    1. I caught the US coin "spark" as a child holding a Morgan dollar, like you say. I recall having some foreign coins as part of my collection too, but I didn't have the wherewithal to devote any time to learning about them, as the US denominations were plenty enough I had to learn about.

    2. That makes sense, I was wondering why the price guides seemed somewhat obsolete in the terms that they only have pricing for G, VG, XF. I was curious how reliable that could be when a quality specimen is up for grabs. And yes, while I agree that true market value isn't always considered for serious collectors that know when to be the market maker, I like to be cautious when I'm new to a series of coins. I've bought a couple US gold coins that were disappointing when they were finally in hand, but since I was cognizant about the values when I bought them, I was able to liquidate those without losing any money. Now, I wouldn't be as concerned when I recognize a true gem in the series I'm familiar with. Since most of my buying will be online without seeing the coins in hand first, id like to adhere to that same strategy as I expand my collecting horizon, in case my collection interests take a turn, or I buy a coin that doesn't warrant a long time hold.

    3. This makes much sense, and it sounds like one the foreign markets may be underdeveloped, with room for growth in those markets. However, I wont be holding my breath waiting for those markets to grow like the US coin market over the past 2 years.

    @Cladiator

    Yes! that was the coin I identified as one that intrigues me. I see there is definitely a myriad of ways to collect type examples. I will be trying to find an inclusive book about their history and production. Also, thank you for the laundry list of sources, a few of them are new to me so I will be visiting their websites today
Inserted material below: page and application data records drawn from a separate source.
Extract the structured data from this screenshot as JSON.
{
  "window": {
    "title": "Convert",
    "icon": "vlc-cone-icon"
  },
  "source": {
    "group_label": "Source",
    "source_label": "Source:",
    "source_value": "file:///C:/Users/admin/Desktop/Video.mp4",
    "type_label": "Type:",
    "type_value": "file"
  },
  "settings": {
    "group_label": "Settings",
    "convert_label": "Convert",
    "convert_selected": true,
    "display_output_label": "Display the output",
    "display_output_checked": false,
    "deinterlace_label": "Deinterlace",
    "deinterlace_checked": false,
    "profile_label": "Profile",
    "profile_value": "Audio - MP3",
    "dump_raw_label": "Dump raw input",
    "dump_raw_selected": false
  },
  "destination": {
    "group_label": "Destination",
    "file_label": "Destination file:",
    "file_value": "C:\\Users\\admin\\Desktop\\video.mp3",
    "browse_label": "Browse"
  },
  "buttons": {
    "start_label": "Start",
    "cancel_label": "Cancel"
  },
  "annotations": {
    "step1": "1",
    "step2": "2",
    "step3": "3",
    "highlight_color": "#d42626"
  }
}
  • PillarDollarCollectorPillarDollarCollector Posts: 4,597 ✭✭✭✭✭

    Personally I prefer Julius Caesar over Alexander the Great but there are many ''big names'' in ancient coins. But to each his own.

    Collecting interests: Mexico & Peru early milled 1 reales + 1796-1891 US dimes

    Sports: NHL & NFL

    Thank you Lord for another beautiful day!!!

  • YQQYQQ Posts: 3,258 ✭✭✭✭✭

    Canad + Newfoundland $2 Gold
    check it out...

    Today is the first day of the rest of my life
  • EdHayesEdHayes Posts: 39 ✭✭

    In answer to question 1, I started collecting world coins (along with U.S.) because I was looking for anything old and/or different. The fact is though, collecting darkside coins goes hand in hand with collecting U.S. coins, especially if you collect coins c. 1565 to 1830. Coins of Latin America, Spain, England, Ireland, France, Netherlands, Portugal.. even Sweden.. found their way to the market places of Colonial and early United States.

  • PillarDollarCollectorPillarDollarCollector Posts: 4,597 ✭✭✭✭✭

    Let us know how things turn out.

    Collecting interests: Mexico & Peru early milled 1 reales + 1796-1891 US dimes

    Sports: NHL & NFL

    Thank you Lord for another beautiful day!!!

  • DeplorableDanDeplorableDan Posts: 2,475 ✭✭✭✭✭

    @KingOfMorganDollar said:
    Let us know how things turn out.

    I will, I'm not rushing to buy anything, I will take my time and spectate for a while as I gather knowledge. If I have any money left post fun show, there's quite a bit of nice offerings coming up in heritage auctions that appeal to me

Sign In or Register to comment.